Given the way he poorly treated many work colleagues, should he be respected? A key issue is whether you believe that the ends justify the means. I don't.

The movie shows how people can have a lot of professional and financial success but at the end of the day what matters is close personal relationships; with family, friends, and colleagues.
We all hunger for acceptance, recognition, forgiveness, and reconciliation.

Wednesday, March 22, 2017

Science and the Bible talk

Tonight I am giving a talk on "Science and the Bible", sponsored by the UQ Chaplaincy.
Here are the slides.


Saturday, January 28, 2017

A long journey of emotional resolution

My wife and I went to see the movie Lion. It recreates the true story of an Indian boy who is separated from his poor family and ends up getting adopted by an upper middle-class family in Australia.

I highly recommend it. Besides being a moving story it deals with several substantial issues:

the incredible emotional bond between children and parents, whether adopted or biological

the jarring disparity between the material poverty of much of India and the material wealth and comfort of upper middle-class Australia (something I am too familiar with),

the tragedy of street children.

Monday, January 16, 2017

Why are some communities poor?

Is it due to external and structural factors such as exploitation by foreigners or neoliberalism or racism?
Or, is due to internal factors such as culture and breakdown of families or moral values?
Why did poor working class whites recently help elect a billionaire with a history of exploiting workers to be president of the USA?

For Christmas, I (along with several other family members) received a copy of Hillbilly Elegy: A Memoir of a Family and Culture in Crisis by J. D. Vance.

I enjoyed reading it and would recommend it for three reasons.
First, it is a fascinating and moving story that is well written.
Second, it does attempt to address the issue of the causes of poverty for one specific community.
Third, it does provide some insight as to why Trump does appeal to some poor working class whites.

It is for the third reason that the book and the author has attracted considerable attention, although Trump's name never appears in the book.

Vance says in his community the view is:
We can’t trust the evening news.

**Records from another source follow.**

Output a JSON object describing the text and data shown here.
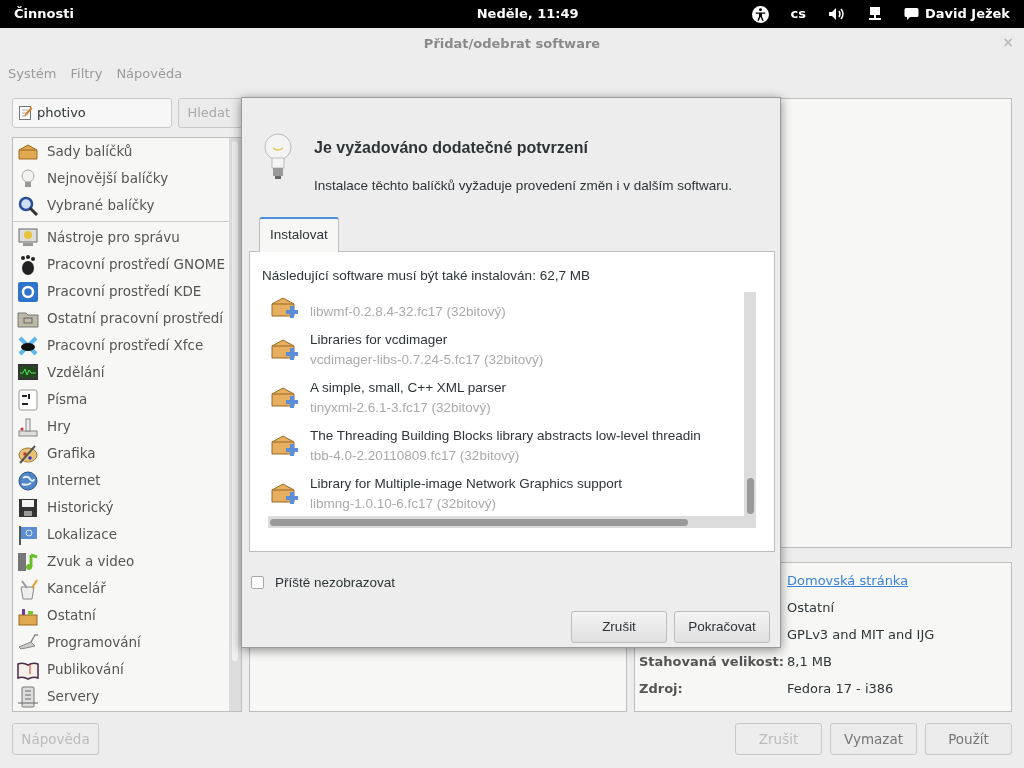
{
  "top_bar": {
    "activities": "Činnosti",
    "clock": "Neděle, 11:49",
    "language": "cs",
    "user": "David Ježek"
  },
  "window": {
    "title": "Přidat/odebrat software",
    "close": "×"
  },
  "menu": [
    "Systém",
    "Filtry",
    "Nápověda"
  ],
  "search": {
    "value": "photivo",
    "button": "Hledat"
  },
  "category_groups": [
    [
      "Sady balíčků",
      "Nejnovější balíčky",
      "Vybrané balíčky"
    ],
    [
      "Nástroje pro správu",
      "Pracovní prostředí GNOME",
      "Pracovní prostředí KDE",
      "Ostatní pracovní prostředí",
      "Pracovní prostředí Xfce",
      "Vzdělání",
      "Písma",
      "Hry",
      "Grafika",
      "Internet",
      "Historický",
      "Lokalizace",
      "Zvuk a video",
      "Kancelář",
      "Ostatní",
      "Programování",
      "Publikování",
      "Servery"
    ]
  ],
  "details": [
    {
      "value": "Domovská stránka",
      "kind": "link"
    },
    {
      "value": "Ostatní",
      "kind": "text"
    },
    {
      "value": "GPLv3 and MIT and IJG",
      "kind": "text"
    },
    {
      "label": "Stahovaná velikost:",
      "value": "8,1 MB",
      "kind": "text"
    },
    {
      "label": "Zdroj:",
      "value": "Fedora 17 - i386",
      "kind": "text"
    }
  ],
  "left_buttons": [
    {
      "label": "Nápověda",
      "disabled": true
    }
  ],
  "right_buttons": [
    {
      "label": "Zrušit",
      "disabled": true
    },
    {
      "label": "Vymazat",
      "disabled": false
    },
    {
      "label": "Použít",
      "disabled": false
    }
  ],
  "dialog": {
    "title": "Je vyžadováno dodatečné potvrzení",
    "message": "Instalace těchto balíčků vyžaduje provedení změn i v dalším softwaru.",
    "tabs": [
      {
        "label": "Instalovat",
        "selected": true
      }
    ],
    "heading": "Následující software musí být také instalován: 62,7 MB",
    "packages": [
      {
        "name": "libwmf-0.2.8.4-32.fc17 (32bitový)"
      },
      {
        "summary": "Libraries for vcdimager",
        "name": "vcdimager-libs-0.7.24-5.fc17 (32bitový)"
      },
      {
        "summary": "A simple, small, C++ XML parser",
        "name": "tinyxml-2.6.1-3.fc17 (32bitový)"
      },
      {
        "summary": "The Threading Building Blocks library abstracts low-level threadin",
        "name": "tbb-4.0-2.20110809.fc17 (32bitový)"
      },
      {
        "summary": "Library for Multiple-image Network Graphics support",
        "name": "libmng-1.0.10-6.fc17 (32bitový)"
      }
    ],
    "checkbox": {
      "label": "Příště nezobrazovat",
      "checked": false
    },
    "buttons": [
      "Zrušit",
      "Pokračovat"
    ]
  }
}
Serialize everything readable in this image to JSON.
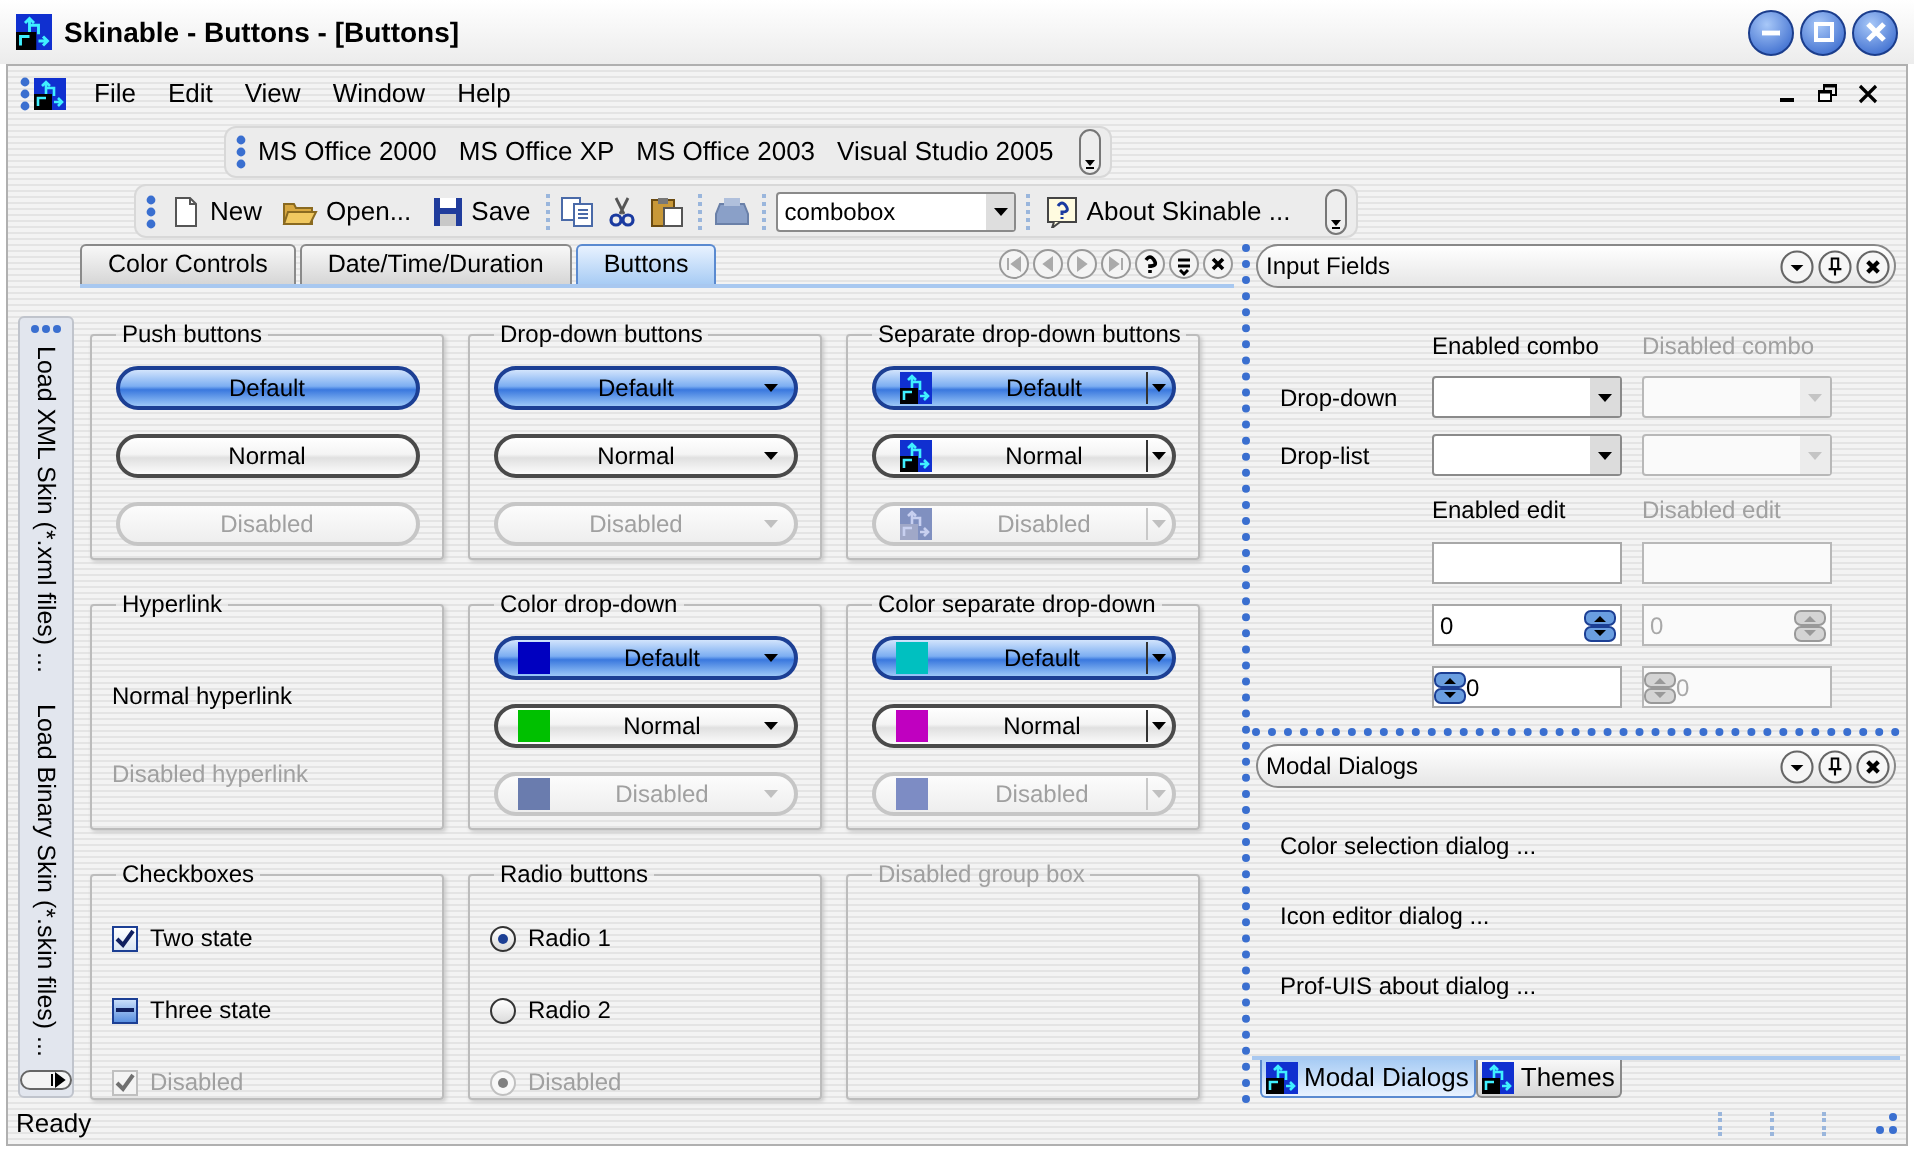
{
  "window": {
    "title": "Skinable - Buttons - [Buttons]"
  },
  "menu": [
    "File",
    "Edit",
    "View",
    "Window",
    "Help"
  ],
  "themes_toolbar": [
    "MS Office 2000",
    "MS Office XP",
    "MS Office 2003",
    "Visual Studio 2005"
  ],
  "toolbar": {
    "buttons": [
      "New",
      "Open...",
      "Save"
    ],
    "combobox": {
      "value": "combobox"
    },
    "about": "About Skinable ..."
  },
  "side_bar": {
    "items": [
      "Load XML Skin (*.xml files) ...",
      "Load Binary Skin (*.skin files) ..."
    ]
  },
  "tabs": [
    {
      "label": "Color Controls",
      "selected": false
    },
    {
      "label": "Date/Time/Duration",
      "selected": false
    },
    {
      "label": "Buttons",
      "selected": true
    }
  ],
  "groups": [
    {
      "title": "Push buttons",
      "kind": "push",
      "disabled": false,
      "items": [
        {
          "label": "Default",
          "default": true,
          "disabled": false
        },
        {
          "label": "Normal",
          "default": false,
          "disabled": false
        },
        {
          "label": "Disabled",
          "disabled": true
        }
      ]
    },
    {
      "title": "Drop-down buttons",
      "kind": "dropdown",
      "disabled": false,
      "items": [
        {
          "label": "Default",
          "default": true,
          "disabled": false
        },
        {
          "label": "Normal",
          "default": false,
          "disabled": false
        },
        {
          "label": "Disabled",
          "disabled": true
        }
      ]
    },
    {
      "title": "Separate drop-down buttons",
      "kind": "split",
      "disabled": false,
      "items": [
        {
          "label": "Default",
          "default": true,
          "disabled": false
        },
        {
          "label": "Normal",
          "default": false,
          "disabled": false
        },
        {
          "label": "Disabled",
          "disabled": true
        }
      ]
    },
    {
      "title": "Hyperlink",
      "kind": "hyperlink",
      "disabled": false,
      "items": [
        {
          "label": "Normal hyperlink",
          "disabled": false
        },
        {
          "label": "Disabled hyperlink",
          "disabled": true
        }
      ]
    },
    {
      "title": "Color drop-down",
      "kind": "color_dropdown",
      "disabled": false,
      "items": [
        {
          "label": "Default",
          "default": true,
          "disabled": false,
          "color": "#0000c0"
        },
        {
          "label": "Normal",
          "default": false,
          "disabled": false,
          "color": "#00c000"
        },
        {
          "label": "Disabled",
          "disabled": true,
          "color": "#6a7cae"
        }
      ]
    },
    {
      "title": "Color separate drop-down",
      "kind": "color_split",
      "disabled": false,
      "items": [
        {
          "label": "Default",
          "default": true,
          "disabled": false,
          "color": "#00c0c0"
        },
        {
          "label": "Normal",
          "default": false,
          "disabled": false,
          "color": "#c000c0"
        },
        {
          "label": "Disabled",
          "disabled": true,
          "color": "#7d8cc4"
        }
      ]
    },
    {
      "title": "Checkboxes",
      "kind": "checkbox",
      "disabled": false,
      "items": [
        {
          "label": "Two state",
          "checked": true,
          "disabled": false
        },
        {
          "label": "Three state",
          "checked": true,
          "mixed": true,
          "disabled": false
        },
        {
          "label": "Disabled",
          "checked": true,
          "disabled": true
        }
      ]
    },
    {
      "title": "Radio buttons",
      "kind": "radio",
      "disabled": false,
      "items": [
        {
          "label": "Radio 1",
          "selected": true,
          "disabled": false
        },
        {
          "label": "Radio 2",
          "selected": false,
          "disabled": false
        },
        {
          "label": "Disabled",
          "selected": true,
          "disabled": true
        }
      ]
    },
    {
      "title": "Disabled group box",
      "kind": "empty",
      "disabled": true
    }
  ],
  "input_fields": {
    "title": "Input Fields",
    "combo_headers": [
      {
        "label": "Enabled combo",
        "disabled": false
      },
      {
        "label": "Disabled combo",
        "disabled": true
      }
    ],
    "combo_rows": [
      "Drop-down",
      "Drop-list"
    ],
    "edit_headers": [
      {
        "label": "Enabled edit",
        "disabled": false
      },
      {
        "label": "Disabled edit",
        "disabled": true
      }
    ],
    "edits": [
      {
        "kind": "plain"
      },
      {
        "kind": "spin_right",
        "values": [
          "0",
          "0"
        ]
      },
      {
        "kind": "spin_left",
        "values": [
          "0",
          "0"
        ]
      }
    ]
  },
  "modal_dialogs": {
    "title": "Modal Dialogs",
    "links": [
      "Color selection dialog ...",
      "Icon editor dialog ...",
      "Prof-UIS about dialog ..."
    ]
  },
  "pane_tabs": [
    {
      "label": "Modal Dialogs",
      "selected": true
    },
    {
      "label": "Themes",
      "selected": false
    }
  ],
  "status_bar": {
    "text": "Ready"
  }
}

We can’t trust our politicians. Our universities, the gateway to a better life, are rigged against us. We can’t get jobs. You can’t believe these things and participate meaningfully in society.... There is a lack of agency here—a feeling that you have little control over your life and a willingness to blame everyone but yourself. This is distinct from the larger economic landscape of modern America.”
Nick Aroney brought to my attention a very stimulating review of the book by Joshua Rothman in the New Yorker that focuses on the second issue, particularly that of culture vs. economics. Here is one choice quote.
Americans have tended to answer the question “Why are people poor?” by choosing one of two responses: they can either point to economic forces (globalization, immigration) or blame cultural factors (decaying families, lack of “grit”). These seem like two social-science theories about poverty—two hypotheses, which might be tested empirically—but, in practice, they are more like political fairy tales. As Kelefa Sanneh wrote earlier this year, the choice between these two explanations has long been racialized. Working-class whites are said to be poor because of outsourcing; inner-city blacks are imagined to be holding themselves back with hip-hop. The implicit theory is that culture comes from within, and so can be controlled by individuals and communities, whereas economic structures exert pressures from without, and so are beyond the control of those they affect.
Poverty, economics, and culture are complex and interact subtly with one another. To me it is simplistic to claim that poverty is largely due to either culture OR economics. Yet, that is what political conservatives (such as J.D. Vance) and liberals, both respectively do.